Data:

[Start of Attachment]

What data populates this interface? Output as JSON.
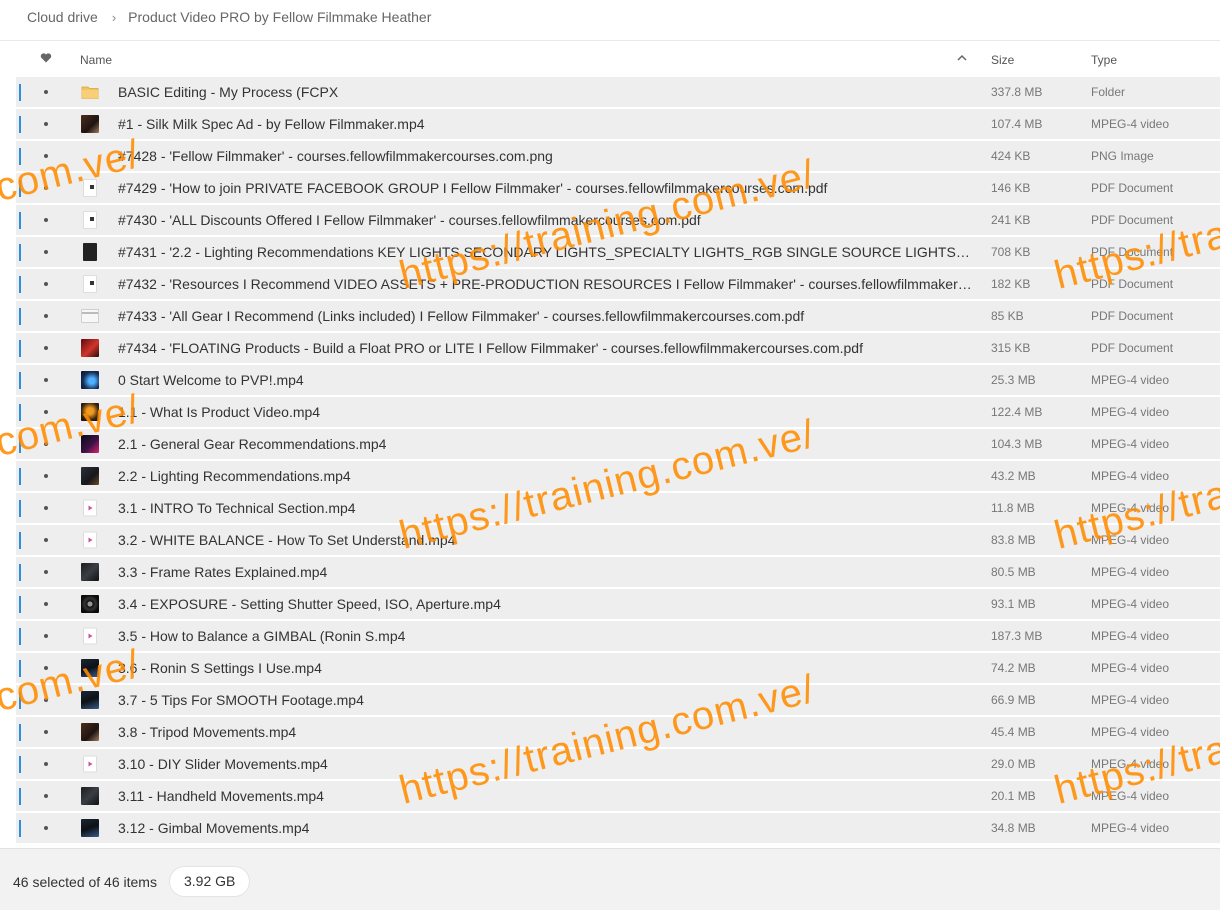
{
  "breadcrumb": {
    "root": "Cloud drive",
    "current": "Product Video PRO by Fellow Filmmake Heather"
  },
  "header": {
    "name": "Name",
    "size": "Size",
    "type": "Type"
  },
  "files": [
    {
      "name": "BASIC Editing - My Process (FCPX",
      "size": "337.8 MB",
      "type": "Folder",
      "icon": "folder"
    },
    {
      "name": "#1 - Silk Milk Spec Ad - by Fellow Filmmaker.mp4",
      "size": "107.4 MB",
      "type": "MPEG-4 video",
      "icon": "thumb-dark1"
    },
    {
      "name": "#7428 - 'Fellow Filmmaker' - courses.fellowfilmmakercourses.com.png",
      "size": "424 KB",
      "type": "PNG Image",
      "icon": "thumb-blank"
    },
    {
      "name": "#7429 - 'How to join PRIVATE FACEBOOK GROUP I Fellow Filmmaker' - courses.fellowfilmmakercourses.com.pdf",
      "size": "146 KB",
      "type": "PDF Document",
      "icon": "thumb-pdfwhite"
    },
    {
      "name": "#7430 - 'ALL Discounts Offered I Fellow Filmmaker' - courses.fellowfilmmakercourses.com.pdf",
      "size": "241 KB",
      "type": "PDF Document",
      "icon": "thumb-pdfwhite"
    },
    {
      "name": "#7431 - '2.2 - Lighting Recommendations KEY LIGHTS SECONDARY LIGHTS_SPECIALTY LIGHTS_RGB SINGLE SOURCE LIGHTS_ I Fellow Filmmaker' - courses.fellowfilmmakercourses.com.pdf",
      "size": "708 KB",
      "type": "PDF Document",
      "icon": "thumb-pdfblk"
    },
    {
      "name": "#7432 - 'Resources I Recommend VIDEO ASSETS + PRE-PRODUCTION RESOURCES I Fellow Filmmaker' - courses.fellowfilmmakercourses.com.pdf",
      "size": "182 KB",
      "type": "PDF Document",
      "icon": "thumb-pdfwhite"
    },
    {
      "name": "#7433 - 'All Gear I Recommend (Links included) I Fellow Filmmaker' - courses.fellowfilmmakercourses.com.pdf",
      "size": "85 KB",
      "type": "PDF Document",
      "icon": "thumb-gray"
    },
    {
      "name": "#7434 - 'FLOATING Products - Build a Float PRO or LITE I Fellow Filmmaker' - courses.fellowfilmmakercourses.com.pdf",
      "size": "315 KB",
      "type": "PDF Document",
      "icon": "thumb-red"
    },
    {
      "name": "0 Start Welcome to PVP!.mp4",
      "size": "25.3 MB",
      "type": "MPEG-4 video",
      "icon": "thumb-blue"
    },
    {
      "name": "1.1 - What Is Product Video.mp4",
      "size": "122.4 MB",
      "type": "MPEG-4 video",
      "icon": "thumb-orange"
    },
    {
      "name": "2.1 - General Gear Recommendations.mp4",
      "size": "104.3 MB",
      "type": "MPEG-4 video",
      "icon": "thumb-mag"
    },
    {
      "name": "2.2 - Lighting Recommendations.mp4",
      "size": "43.2 MB",
      "type": "MPEG-4 video",
      "icon": "thumb-dark3"
    },
    {
      "name": "3.1 - INTRO To Technical Section.mp4",
      "size": "11.8 MB",
      "type": "MPEG-4 video",
      "icon": "video"
    },
    {
      "name": "3.2 - WHITE BALANCE - How To Set Understand.mp4",
      "size": "83.8 MB",
      "type": "MPEG-4 video",
      "icon": "video"
    },
    {
      "name": "3.3 - Frame Rates Explained.mp4",
      "size": "80.5 MB",
      "type": "MPEG-4 video",
      "icon": "thumb-dark4"
    },
    {
      "name": "3.4 - EXPOSURE - Setting Shutter Speed, ISO, Aperture.mp4",
      "size": "93.1 MB",
      "type": "MPEG-4 video",
      "icon": "thumb-cam"
    },
    {
      "name": "3.5 - How to Balance a GIMBAL (Ronin S.mp4",
      "size": "187.3 MB",
      "type": "MPEG-4 video",
      "icon": "video"
    },
    {
      "name": "3.6 - Ronin S Settings I Use.mp4",
      "size": "74.2 MB",
      "type": "MPEG-4 video",
      "icon": "thumb-dark2"
    },
    {
      "name": "3.7 - 5 Tips For SMOOTH Footage.mp4",
      "size": "66.9 MB",
      "type": "MPEG-4 video",
      "icon": "thumb-dark2"
    },
    {
      "name": "3.8 - Tripod Movements.mp4",
      "size": "45.4 MB",
      "type": "MPEG-4 video",
      "icon": "thumb-dark1"
    },
    {
      "name": "3.10 - DIY Slider Movements.mp4",
      "size": "29.0 MB",
      "type": "MPEG-4 video",
      "icon": "video"
    },
    {
      "name": "3.11 - Handheld Movements.mp4",
      "size": "20.1 MB",
      "type": "MPEG-4 video",
      "icon": "thumb-dark4"
    },
    {
      "name": "3.12 - Gimbal Movements.mp4",
      "size": "34.8 MB",
      "type": "MPEG-4 video",
      "icon": "thumb-dark2"
    }
  ],
  "footer": {
    "selection": "46 selected of 46 items",
    "total_size": "3.92 GB"
  },
  "watermark": {
    "text": "https://training.com.ve/",
    "color": "#ff8c00"
  },
  "colors": {
    "selection_mark": "#2e8ed8",
    "row_bg": "#eeeeee"
  }
}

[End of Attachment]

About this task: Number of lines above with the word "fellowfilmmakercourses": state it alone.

Result of this task: 7